The focal site for the Konza Prairie LTER program is the Konza Prairie Biological Station (KPBS), a 3,487 hectare native tallgrass prairie preserve owned by The Nature Conservancy and Kansas State University and operated as a field research station by the KSU Division of Biology. KPBS is located in the Flint Hills region of northeastern Kansas (39°05'N, 96°35'W). The site features a replicated watershed-level experiment, in place since 1977, which explicitly incorporates the major factors influencing mesic grasslands in a long-term experimental setting. Watershed-level treatments include manipulations of fire frequency (annual fire to fire exclusion), fire season, and grazing by native (bison) or domestic (cattle) ungulates. Within core LTER watersheds, permanent sampling transects are replicated at selected topographic positions, where ANPP, plant species composition, plant and consumer populations, soil properties, and key above- and belowground processes are measured. Groundwater wells, stream weirs and stream sampling stations are used to assess the hydrology and ecology of grassland streams. Watershed and stream studies are complemented by a variety of plot-level experiments focused on key ecological processes and mechanisms underlying responses to changing fire, grazing and climatic regimes.
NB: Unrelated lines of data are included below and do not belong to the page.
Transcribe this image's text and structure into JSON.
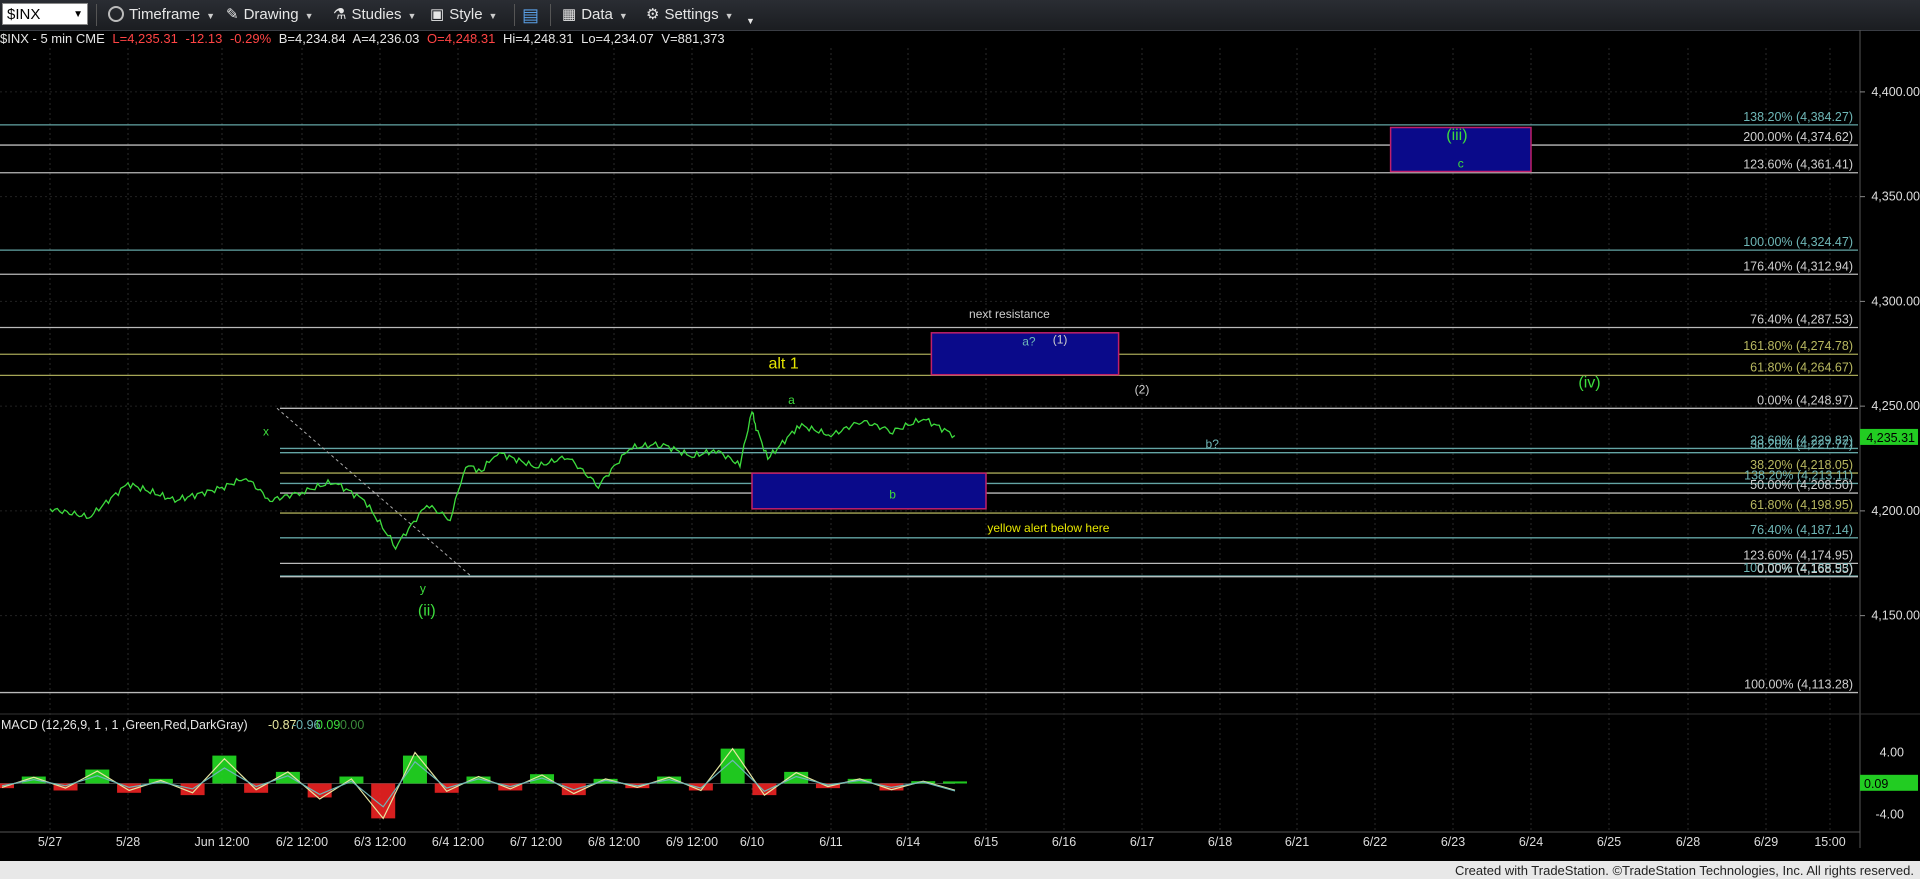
{
  "toolbar": {
    "symbol": "$INX",
    "timeframe_label": "Timeframe",
    "drawing_label": "Drawing",
    "studies_label": "Studies",
    "style_label": "Style",
    "data_label": "Data",
    "settings_label": "Settings"
  },
  "info_bar": {
    "symbol_desc": "$INX - 5 min  CME",
    "last": "L=4,235.31",
    "change": "-12.13",
    "change_pct": "-0.29%",
    "bid": "B=4,234.84",
    "ask": "A=4,236.03",
    "open": "O=4,248.31",
    "high": "Hi=4,248.31",
    "low": "Lo=4,234.07",
    "volume": "V=881,373"
  },
  "colors": {
    "background": "#000000",
    "price_line": "#3ddc3d",
    "level_line": "#cfcfcf",
    "teal_text": "#6fb7b7",
    "olive_text": "#b8b860",
    "yellow": "#e6e600",
    "box_fill": "#0a0a8a",
    "box_border": "#c0206a",
    "macd_pos": "#22dd22",
    "macd_neg": "#ee2222",
    "last_price_badge": "#22cc22"
  },
  "footer": "Created with TradeStation. ©TradeStation Technologies, Inc. All rights reserved.",
  "chart_data": {
    "type": "line",
    "title": "",
    "ylim": [
      4104,
      4420
    ],
    "y_ticks": [
      {
        "value": 4400,
        "label": "4,400.00"
      },
      {
        "value": 4350,
        "label": "4,350.00"
      },
      {
        "value": 4300,
        "label": "4,300.00"
      },
      {
        "value": 4250,
        "label": "4,250.00"
      },
      {
        "value": 4200,
        "label": "4,200.00"
      },
      {
        "value": 4150,
        "label": "4,150.00"
      }
    ],
    "x_ticks": [
      "5/27",
      "5/28",
      "Jun 12:00",
      "6/2 12:00",
      "6/3 12:00",
      "6/4 12:00",
      "6/7 12:00",
      "6/8 12:00",
      "6/9 12:00",
      "6/10",
      "6/11",
      "6/14",
      "6/15",
      "6/16",
      "6/17",
      "6/18",
      "6/21",
      "6/22",
      "6/23",
      "6/24",
      "6/25",
      "6/28",
      "6/29",
      "15:00"
    ],
    "last_price": {
      "value": 4235.31,
      "label": "4,235.31"
    },
    "series": [
      {
        "x": [
          0,
          0.5,
          1,
          1.5,
          2,
          2.3,
          2.6,
          3,
          3.4,
          3.8,
          4.2,
          4.6,
          4.9,
          5.1,
          5.3,
          5.5,
          6,
          6.4,
          6.8,
          7.2,
          7.6,
          8,
          8.4,
          8.8,
          9.0,
          9.05,
          9.2,
          9.6,
          10,
          10.4,
          10.8,
          11.2,
          11.6
        ],
        "y": [
          4201,
          4197,
          4213,
          4205,
          4211,
          4216,
          4205,
          4209,
          4214,
          4205,
          4183,
          4203,
          4196,
          4222,
          4219,
          4228,
          4221,
          4226,
          4212,
          4230,
          4232,
          4226,
          4229,
          4222,
          4248,
          4240,
          4225,
          4241,
          4236,
          4243,
          4238,
          4244,
          4236
        ]
      }
    ],
    "fib_levels": [
      {
        "value": 4384.27,
        "label": "138.20% (4,384.27)",
        "color": "#6fb7b7"
      },
      {
        "value": 4374.62,
        "label": "200.00% (4,374.62)",
        "color": "#cfcfcf"
      },
      {
        "value": 4361.41,
        "label": "123.60% (4,361.41)",
        "color": "#cfcfcf"
      },
      {
        "value": 4324.47,
        "label": "100.00% (4,324.47)",
        "color": "#6fb7b7"
      },
      {
        "value": 4312.94,
        "label": "176.40% (4,312.94)",
        "color": "#cfcfcf"
      },
      {
        "value": 4287.53,
        "label": "76.40% (4,287.53)",
        "color": "#cfcfcf"
      },
      {
        "value": 4274.78,
        "label": "161.80% (4,274.78)",
        "color": "#b8b860"
      },
      {
        "value": 4264.67,
        "label": "61.80% (4,264.67)",
        "color": "#b8b860"
      },
      {
        "value": 4248.97,
        "label": "0.00% (4,248.97)",
        "color": "#cfcfcf"
      },
      {
        "value": 4229.82,
        "label": "23.60% (4,229.82)",
        "color": "#6fb7b7"
      },
      {
        "value": 4227.77,
        "label": "38.20% (4,227.77)",
        "color": "#6fb7b7"
      },
      {
        "value": 4218.05,
        "label": "38.20% (4,218.05)",
        "color": "#b8b860"
      },
      {
        "value": 4213.11,
        "label": "138.20% (4,213.11)",
        "color": "#6fb7b7"
      },
      {
        "value": 4208.5,
        "label": "50.00% (4,208.50)",
        "color": "#cfcfcf"
      },
      {
        "value": 4198.95,
        "label": "61.80% (4,198.95)",
        "color": "#b8b860"
      },
      {
        "value": 4187.14,
        "label": "76.40% (4,187.14)",
        "color": "#6fb7b7"
      },
      {
        "value": 4174.95,
        "label": "123.60% (4,174.95)",
        "color": "#cfcfcf"
      },
      {
        "value": 4168.93,
        "label": "100.00% (4,168.93)",
        "color": "#6fb7b7"
      },
      {
        "value": 4168.55,
        "label": "0.00% (4,168.55)",
        "color": "#cfcfcf"
      },
      {
        "value": 4113.28,
        "label": "100.00% (4,113.28)",
        "color": "#cfcfcf"
      }
    ],
    "boxes": [
      {
        "x0": 17.2,
        "x1": 19.0,
        "y0": 4362,
        "y1": 4383
      },
      {
        "x0": 11.3,
        "x1": 13.7,
        "y0": 4265,
        "y1": 4285
      },
      {
        "x0": 9.0,
        "x1": 12.0,
        "y0": 4201,
        "y1": 4218
      }
    ],
    "annotations": [
      {
        "text": "(iii)",
        "x": 18.05,
        "y": 4377,
        "color": "#3ddc3d"
      },
      {
        "text": "c",
        "x": 18.1,
        "y": 4364,
        "color": "#3ddc3d"
      },
      {
        "text": "next resistance",
        "x": 12.3,
        "y": 4292,
        "color": "#cfcfcf"
      },
      {
        "text": "a?",
        "x": 12.55,
        "y": 4279,
        "color": "#6fb7b7"
      },
      {
        "text": "(1)",
        "x": 12.95,
        "y": 4280,
        "color": "#cfcfcf"
      },
      {
        "text": "(2)",
        "x": 14.0,
        "y": 4256,
        "color": "#cfcfcf"
      },
      {
        "text": "alt 1",
        "x": 9.4,
        "y": 4268,
        "color": "#e6e600"
      },
      {
        "text": "a",
        "x": 9.5,
        "y": 4251,
        "color": "#3ddc3d"
      },
      {
        "text": "(iv)",
        "x": 19.75,
        "y": 4259,
        "color": "#3ddc3d"
      },
      {
        "text": "b?",
        "x": 14.9,
        "y": 4230,
        "color": "#6fb7b7"
      },
      {
        "text": "x",
        "x": 2.55,
        "y": 4236,
        "color": "#3ddc3d"
      },
      {
        "text": "b",
        "x": 10.8,
        "y": 4206,
        "color": "#3ddc3d"
      },
      {
        "text": "yellow alert below here",
        "x": 12.8,
        "y": 4190,
        "color": "#e6e600"
      },
      {
        "text": "y",
        "x": 4.55,
        "y": 4161,
        "color": "#3ddc3d"
      },
      {
        "text": "(ii)",
        "x": 4.6,
        "y": 4150,
        "color": "#3ddc3d"
      }
    ]
  },
  "macd": {
    "label": "MACD (12,26,9, 1 , 1 ,Green,Red,DarkGray)",
    "values": [
      "-0.87",
      "-0.96",
      "0.09",
      "0.00"
    ],
    "value_colors": [
      "#e6e6a0",
      "#6fb7b7",
      "#3ddc3d",
      "#3a8a3a"
    ],
    "y_ticks": [
      {
        "value": 4,
        "label": "4.00"
      },
      {
        "value": -4,
        "label": "-4.00"
      }
    ],
    "ylim": [
      -6,
      6
    ],
    "last_value": {
      "value": 0.09,
      "label": "0.09"
    },
    "macd_line": [
      -0.5,
      0.8,
      -0.6,
      1.6,
      -0.9,
      0.4,
      -1.2,
      3.2,
      -0.8,
      1.5,
      -2.0,
      0.6,
      -4.5,
      4.0,
      -1.0,
      0.9,
      -0.7,
      1.1,
      -1.3,
      0.6,
      -0.5,
      0.8,
      -0.9,
      4.5,
      -1.5,
      1.4,
      -0.4,
      0.6,
      -0.8,
      0.3,
      -0.87
    ],
    "signal_line": [
      -0.3,
      0.5,
      -0.3,
      1.0,
      -0.5,
      0.2,
      -0.7,
      2.0,
      -0.4,
      1.0,
      -1.4,
      0.3,
      -3.0,
      2.8,
      -0.6,
      0.6,
      -0.4,
      0.7,
      -0.8,
      0.4,
      -0.3,
      0.5,
      -0.6,
      3.0,
      -1.0,
      0.9,
      -0.2,
      0.4,
      -0.5,
      0.2,
      -0.96
    ],
    "histogram": [
      -0.2,
      0.3,
      -0.3,
      0.6,
      -0.4,
      0.2,
      -0.5,
      1.2,
      -0.4,
      0.5,
      -0.6,
      0.3,
      -1.5,
      1.2,
      -0.4,
      0.3,
      -0.3,
      0.4,
      -0.5,
      0.2,
      -0.2,
      0.3,
      -0.3,
      1.5,
      -0.5,
      0.5,
      -0.2,
      0.2,
      -0.3,
      0.1,
      0.09
    ]
  }
}
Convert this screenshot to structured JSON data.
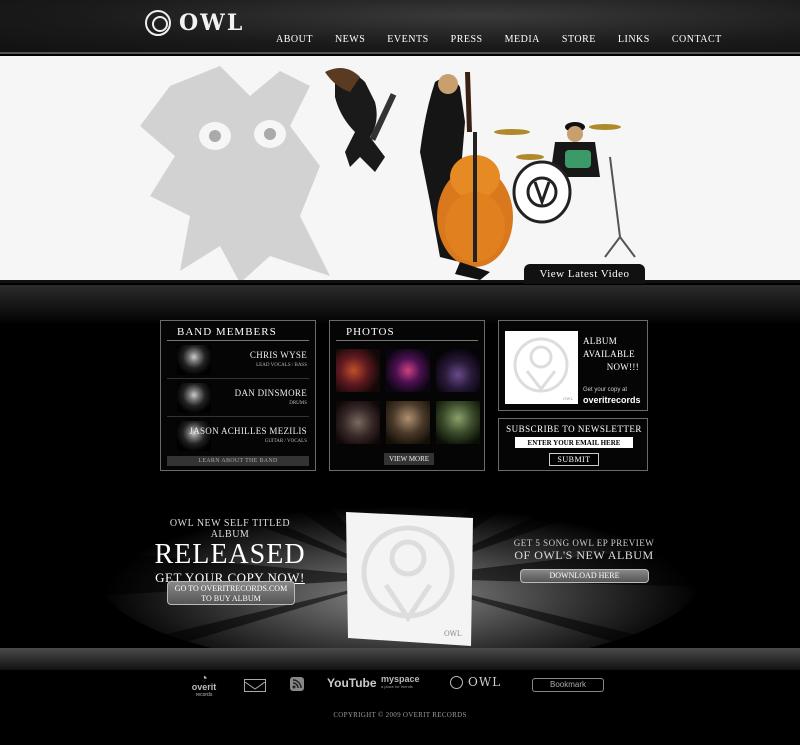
{
  "header": {
    "logo_text": "OWL",
    "nav": [
      "About",
      "News",
      "Events",
      "Press",
      "Media",
      "Store",
      "Links",
      "Contact"
    ]
  },
  "hero": {
    "video_button": "View Latest Video"
  },
  "members_panel": {
    "title": "Band Members",
    "members": [
      {
        "name": "Chris Wyse",
        "role": "Lead Vocals / Bass"
      },
      {
        "name": "Dan Dinsmore",
        "role": "Drums"
      },
      {
        "name": "Jason Achilles Mezilis",
        "role": "Guitar / Vocals"
      }
    ],
    "learn_button": "Learn About The Band"
  },
  "photos_panel": {
    "title": "Photos",
    "view_more": "View More"
  },
  "album_panel": {
    "line1": "Album",
    "line2": "Available",
    "line3": "Now!!!",
    "get_copy": "Get your copy at",
    "brand": "overitrecords",
    "cover_text": "OWL"
  },
  "newsletter": {
    "title": "Subscribe To Newsletter",
    "placeholder": "Enter Your Email Here",
    "submit": "Submit"
  },
  "promo": {
    "small": "Owl new self titled Album",
    "big": "Released",
    "sub_prefix": "Get Your Copy",
    "sub_link": "Now!",
    "buy_line1": "Go to OveritRecords.com",
    "buy_line2": "To Buy Album",
    "right_line1": "Get 5 Song Owl EP Preview",
    "right_line2": "Of Owl's New Album",
    "download_button": "Download Here",
    "cover_text": "OWL"
  },
  "footer": {
    "overit_label": "overit",
    "overit_sub": "records",
    "youtube": "YouTube",
    "myspace": "myspace",
    "myspace_sub": "a place for friends",
    "owl_label": "OWL",
    "bookmark": "Bookmark",
    "copyright": "Copyright © 2009 Overit Records"
  }
}
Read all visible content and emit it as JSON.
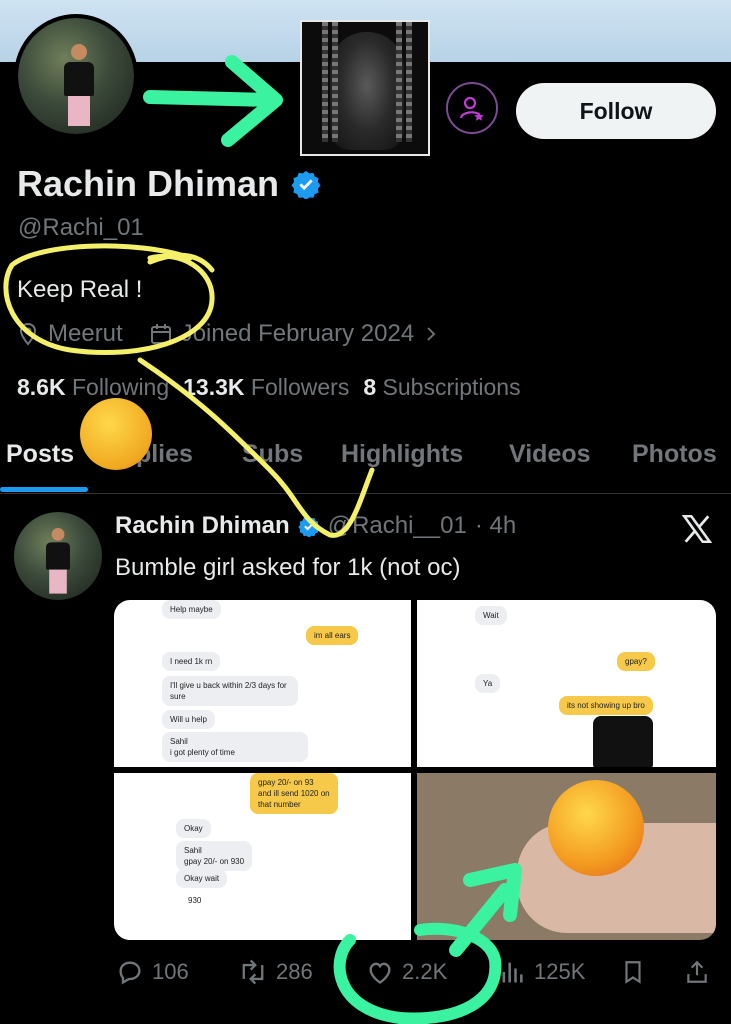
{
  "profile": {
    "name": "Rachin Dhiman",
    "handle": "@Rachi_01",
    "bio": "Keep Real !",
    "location": "Meerut",
    "joined": "Joined February 2024",
    "follow_label": "Follow",
    "stats": {
      "following_count": "8.6K",
      "following_label": "Following",
      "followers_count": "13.3K",
      "followers_label": "Followers",
      "subscriptions_count": "8",
      "subscriptions_label": "Subscriptions"
    }
  },
  "tabs": [
    {
      "label": "Posts"
    },
    {
      "label": "Replies"
    },
    {
      "label": "Subs"
    },
    {
      "label": "Highlights"
    },
    {
      "label": "Videos"
    },
    {
      "label": "Photos"
    }
  ],
  "tweet": {
    "author": "Rachin Dhiman",
    "handle": "@Rachi__01",
    "time": "· 4h",
    "text": "Bumble girl asked for 1k (not oc)",
    "chat1": {
      "m1": "Help maybe",
      "m2": "im all ears",
      "m3": "I need 1k rn",
      "m4": "I'll give u back within 2/3 days for sure",
      "m5": "Will u help",
      "m6": "Sahil\ni got plenty of time"
    },
    "chat2": {
      "m1": "Wait",
      "m2": "gpay?",
      "m3": "Ya",
      "m4": "its not showing up bro"
    },
    "chat3": {
      "m1": "gpay 20/- on 93\nand ill send 1020 on\nthat number",
      "m2": "Okay",
      "m3": "Sahil\ngpay 20/- on 930",
      "m4": "Okay wait",
      "m5": "930"
    },
    "actions": {
      "replies": "106",
      "reposts": "286",
      "likes": "2.2K",
      "views": "125K"
    }
  },
  "colors": {
    "accent": "#1d9bf0",
    "annotation_green": "#3af2a0",
    "annotation_yellow": "#f5f06a",
    "subscribe_purple": "#c13bd6"
  }
}
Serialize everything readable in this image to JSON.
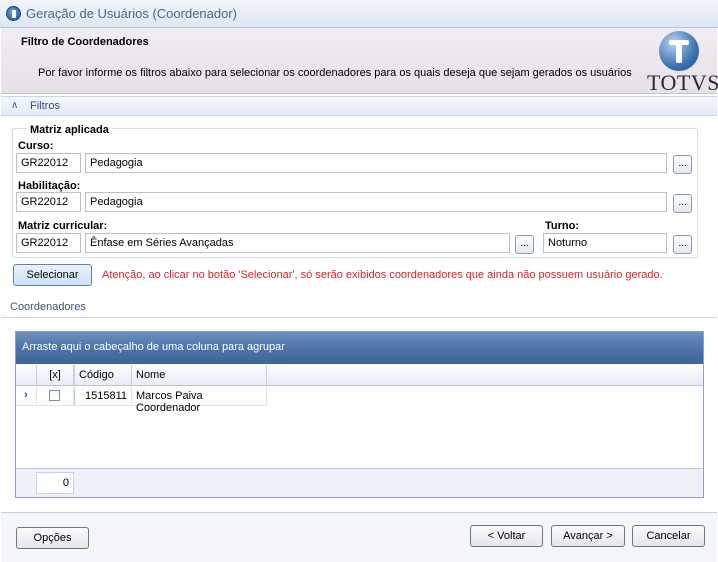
{
  "window": {
    "title": "Geração de Usuários (Coordenador)"
  },
  "header": {
    "title": "Filtro de Coordenadores",
    "description": "Por favor informe os filtros abaixo para selecionar os coordenadores para os quais deseja que sejam gerados os usuários",
    "logo_text": "TOTVS"
  },
  "filters": {
    "section_label": "Filtros",
    "group_label": "Matriz aplicada",
    "curso": {
      "label": "Curso:",
      "code": "GR22012",
      "name": "Pedagogia"
    },
    "habilitacao": {
      "label": "Habilitação:",
      "code": "GR22012",
      "name": "Pedagogia"
    },
    "matriz": {
      "label": "Matriz curricular:",
      "code": "GR22012",
      "name": "Ênfase em Séries Avançadas"
    },
    "turno": {
      "label": "Turno:",
      "value": "Noturno"
    },
    "lookup_label": "...",
    "select_button": "Selecionar",
    "warning": "Atenção, ao clicar no botão 'Selecionar', só serão exibidos coordenadores que ainda não possuem usuário gerado."
  },
  "coordenadores": {
    "section_label": "Coordenadores",
    "group_hint": "Arraste aqui o cabeçalho de uma coluna para agrupar",
    "columns": {
      "check": "[x]",
      "codigo": "Código",
      "nome": "Nome"
    },
    "rows": [
      {
        "indicator": "›",
        "checked": false,
        "codigo": "1515811",
        "nome": "Marcos Paiva Coordenador"
      }
    ],
    "count": "0"
  },
  "buttons": {
    "options": "Opções",
    "back": "< Voltar",
    "next": "Avançar >",
    "cancel": "Cancelar"
  },
  "colors": {
    "warning": "#d8232a",
    "grid_header": "#4e74aa",
    "section_text": "#2f4d7a"
  }
}
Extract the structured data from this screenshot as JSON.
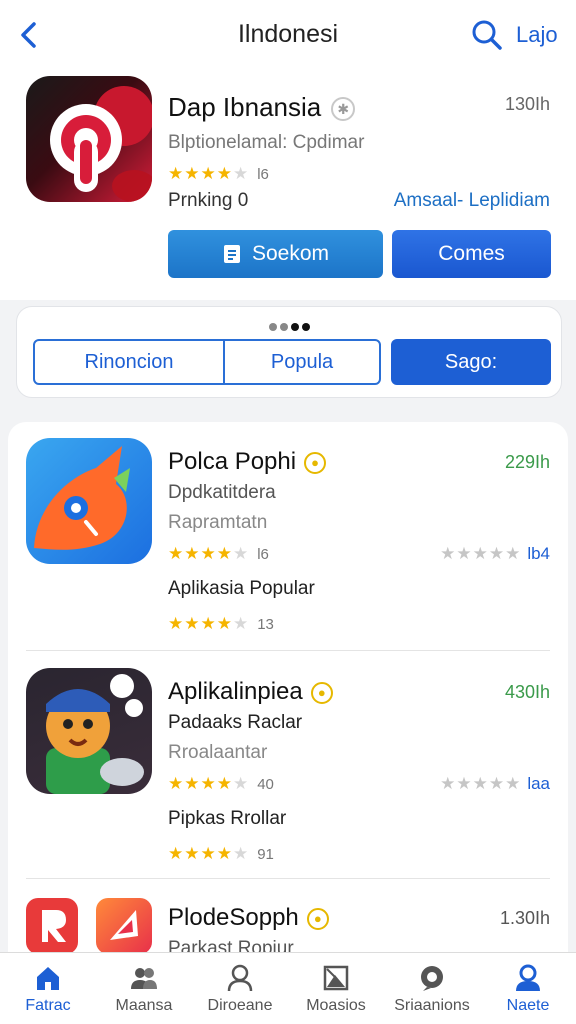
{
  "nav": {
    "title": "Ilndonesi",
    "link": "Lajo"
  },
  "featured": {
    "title": "Dap Ibnansia",
    "size": "130Ih",
    "subtitle": "Blptionelamal: Cpdimar",
    "rating_count": "l6",
    "rank": "Prnking 0",
    "link": "Amsaal- Leplidiam",
    "install_label": "Soekom",
    "open_label": "Comes"
  },
  "segments": [
    "Rinoncion",
    "Popula",
    "Sago:"
  ],
  "apps": [
    {
      "title": "Polca Pophi",
      "size": "229Ih",
      "line1": "Dpdkatitdera",
      "line2": "Rapramtatn",
      "rating1": "l6",
      "rating2_label": "lb4",
      "line3": "Aplikasia Popular",
      "rating3": "13"
    },
    {
      "title": "Aplikalinpiea",
      "size": "430Ih",
      "line1": "Padaaks Raclar",
      "line2": "Rroalaantar",
      "rating1": "40",
      "rating2_label": "laa",
      "line3": "Pipkas Rrollar",
      "rating3": "91"
    },
    {
      "title": "PlodeSopph",
      "size": "1.30Ih",
      "line1": "Parkast Ropiur"
    }
  ],
  "tabs": [
    {
      "label": "Fatrac",
      "icon": "home-icon"
    },
    {
      "label": "Maansa",
      "icon": "people-icon"
    },
    {
      "label": "Diroeane",
      "icon": "person-icon"
    },
    {
      "label": "Moasios",
      "icon": "image-icon"
    },
    {
      "label": "Sriaanions",
      "icon": "chat-icon"
    },
    {
      "label": "Naete",
      "icon": "profile-icon"
    }
  ],
  "colors": {
    "accent": "#1d5fd4",
    "install_button": "#2a86d8",
    "star": "#f5b400",
    "size_green": "#3a9a4a"
  }
}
Additional information about the KPBS is available at kpbs.konza.ksu.edu
Baeg-nyong (BN) Cave CZO was established to make clear in the mechanisms of organic and iorganic materials transfer from surface to subsurface environments at the karstic limestone area. This CZO is going to carry out the monitoring works for local climate, water, minerals and microbes in both of surface and cave inside monitoring position. The sedimentary rocks along the Dong River are composed of Lower Paleozoic Joseon Supergroup, Upper Paleozoic Pyeongan Supergroup and Mesozoic Bansong Supergroup. The carbonate rocks surrounding the cave are composed of the Maggol Formation which belongs to the Joseon Supergroup. The Formation is composed of limestone and dolomitic limestone which was deposited in the supratidal flat during the Ordovician. Baegnyong Cave mostly shows horizontal passages, which have developed along the east-west direction. This cave contains one main passage and three branches. The total length of the cave is about 1,875 m. Except for the few passages which are influenced by input of Dong river water, most passages show more or less constant temperature range (11.0~13.5 ℃) and humidity ranges from 70 to 100 %. Most of the passages show domal in cross section showing the typical shape of vadose passage, even though other shapes are also observed. This cave has been mostly developed along joint planes, whereas some parts of the passages were influenced by strike directions of bedding planes. (Pyengchanggun, 2006, “Scientific investigation of the Baegnyong Cave”) This CZO is supported by Basic Research Laboratory Program from Ministry of science, ICT and future planning.